FaceDiff is a new concept I’m working on applying face recognition technology in a way that is useful and hopefully also beneficial to society. The idea is people are walking around in crowded public places all the time and constantly there are faces in their view, such as friends or celebrities, that they would like to know are nearby. FaceDiff will take an image from a video camera connected to their smart phone, break it into faces, and “diff” it against a library of friends and other people of interest they’ve gathered.

Not only that, all the technology that empowers the smartphone app and server software will be available to software developers in API form. That will allow face detection and face matching without any of the tricky code to write, the server to set up, or the infrastructure to support. A few simple calls can put together a library of people and then match a photo of another person, group of people in a crowd, live video – the possibilities are endless.

As a bonus, users of the app will be able to opt-in to have their crowd images scoured for matches of images of missing children. If enough people use the service, it could end up solving a case (hopefully many). Depending on how well that turns out working, I’m hoping to include a system for people to donate money that goes into an escrow “bounty” which – if a missing child case is solved due to leads from users of the app – will be rewarded to those user(s). This encourages people to opt-in, increasing the chance of lives being saved.

So far I’ve gotten the face detection and rudimentary face matching working, along with creating an account and adding facebook friends as “persons of interest” which included detecting faces in the photos of facebook users and guessing who is who within the various photos.

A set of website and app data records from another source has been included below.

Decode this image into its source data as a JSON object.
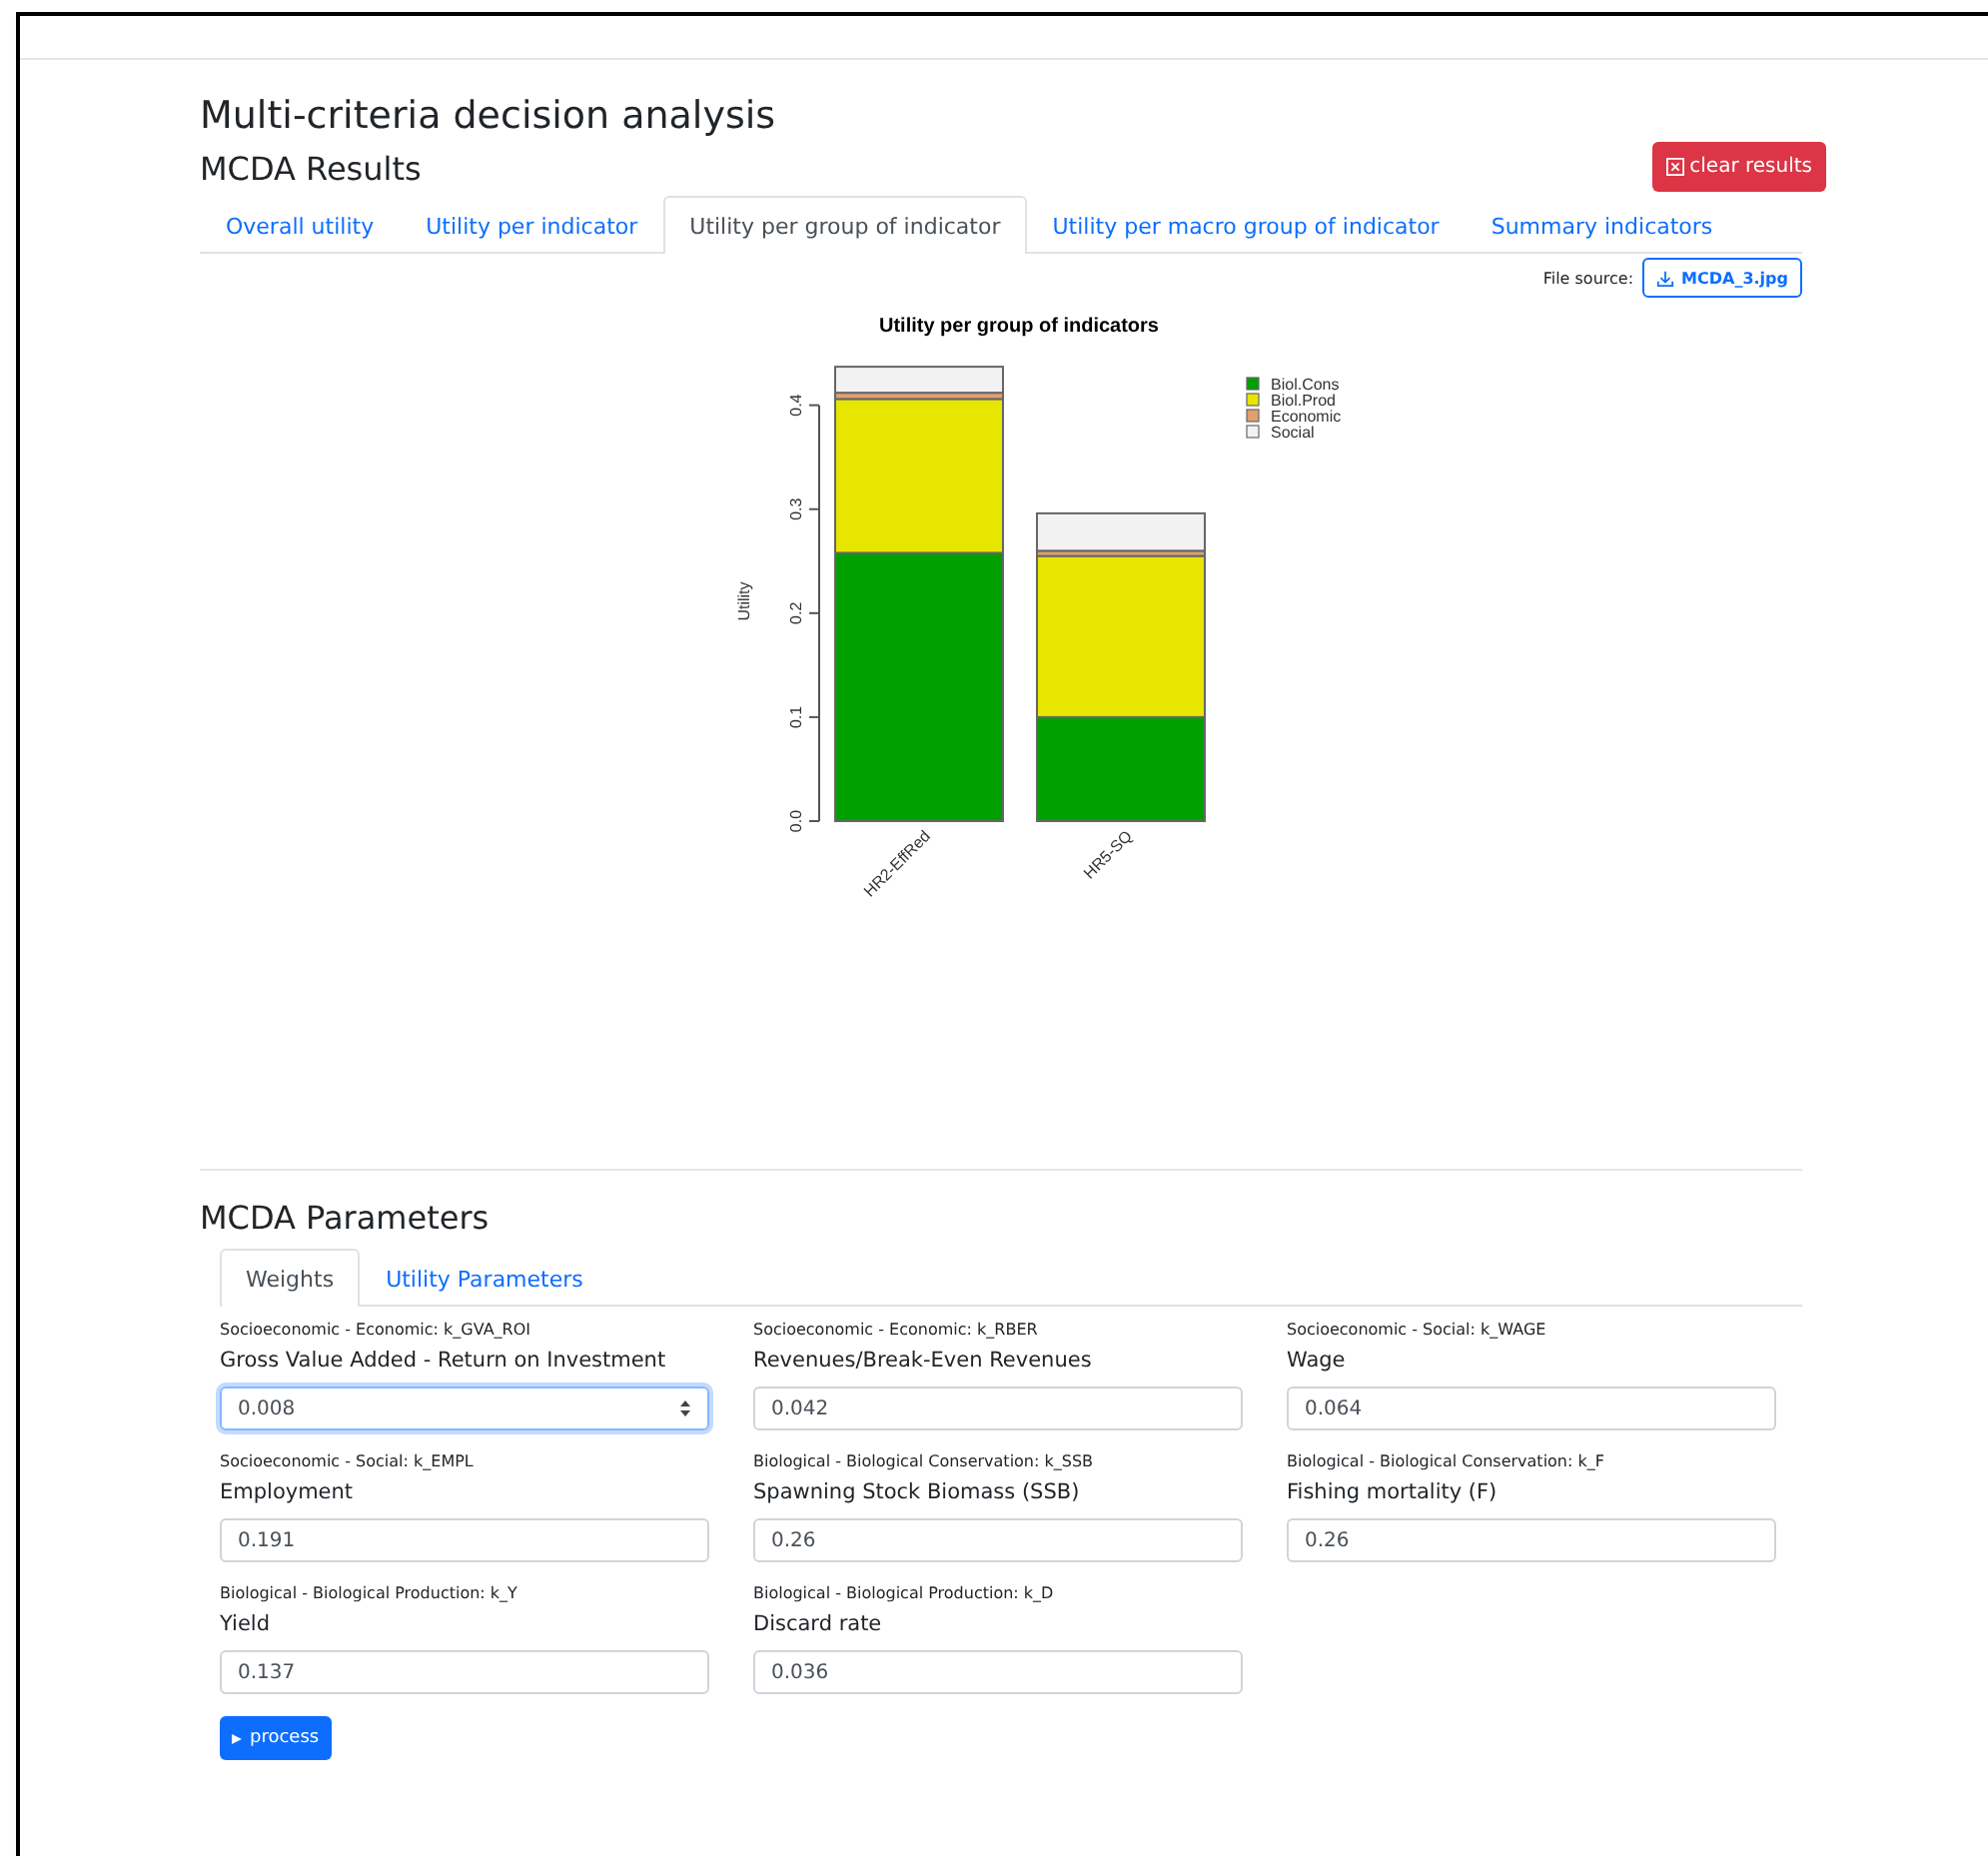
{
  "page": {
    "title": "Multi-criteria decision analysis"
  },
  "results": {
    "heading": "MCDA Results",
    "clear_button": "clear results",
    "tabs": [
      {
        "label": "Overall utility",
        "selected": false
      },
      {
        "label": "Utility per indicator",
        "selected": false
      },
      {
        "label": "Utility per group of indicator",
        "selected": true
      },
      {
        "label": "Utility per macro group of indicator",
        "selected": false
      },
      {
        "label": "Summary indicators",
        "selected": false
      }
    ],
    "file_source": {
      "label": "File source:",
      "file": "MCDA_3.jpg"
    },
    "chart_data": {
      "type": "bar",
      "title": "Utility per group of indicators",
      "ylabel": "Utility",
      "categories": [
        "HR2-EffRed",
        "HR5-SQ"
      ],
      "stacked": true,
      "ylim": [
        0,
        0.44
      ],
      "yticks": [
        {
          "value": 0,
          "label": "0.0"
        },
        0.1,
        0.2,
        0.3,
        0.4
      ],
      "legend": "topright",
      "series": [
        {
          "name": "Biol.Cons",
          "color": "#00a000",
          "values": [
            0.258,
            0.1
          ]
        },
        {
          "name": "Biol.Prod",
          "color": "#e6e600",
          "values": [
            0.148,
            0.155
          ]
        },
        {
          "name": "Economic",
          "color": "#e0a070",
          "values": [
            0.006,
            0.005
          ]
        },
        {
          "name": "Social",
          "color": "#f2f2f2",
          "values": [
            0.025,
            0.036
          ]
        }
      ]
    }
  },
  "parameters": {
    "heading": "MCDA Parameters",
    "tabs": [
      {
        "label": "Weights",
        "selected": true
      },
      {
        "label": "Utility Parameters",
        "selected": false
      }
    ],
    "fields": [
      {
        "group": "Socioeconomic - Economic: k_GVA_ROI",
        "label": "Gross Value Added - Return on Investment",
        "value": "0.008",
        "focused": true
      },
      {
        "group": "Socioeconomic - Economic: k_RBER",
        "label": "Revenues/Break-Even Revenues",
        "value": "0.042",
        "focused": false
      },
      {
        "group": "Socioeconomic - Social: k_WAGE",
        "label": "Wage",
        "value": "0.064",
        "focused": false
      },
      {
        "group": "Socioeconomic - Social: k_EMPL",
        "label": "Employment",
        "value": "0.191",
        "focused": false
      },
      {
        "group": "Biological - Biological Conservation: k_SSB",
        "label": "Spawning Stock Biomass (SSB)",
        "value": "0.26",
        "focused": false
      },
      {
        "group": "Biological - Biological Conservation: k_F",
        "label": "Fishing mortality (F)",
        "value": "0.26",
        "focused": false
      },
      {
        "group": "Biological - Biological Production: k_Y",
        "label": "Yield",
        "value": "0.137",
        "focused": false
      },
      {
        "group": "Biological - Biological Production: k_D",
        "label": "Discard rate",
        "value": "0.036",
        "focused": false
      }
    ],
    "process_button": "process"
  }
}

All of this is accomplished by calling my own API which will be the same one available to developers.

For those interested in the technology I built a PHP extension that wraps C++ code that does the legwork of the system where needed, the PHP handles most of the basic application layer, and an exciting part is that I’ve written a JavaScript library for calling the API.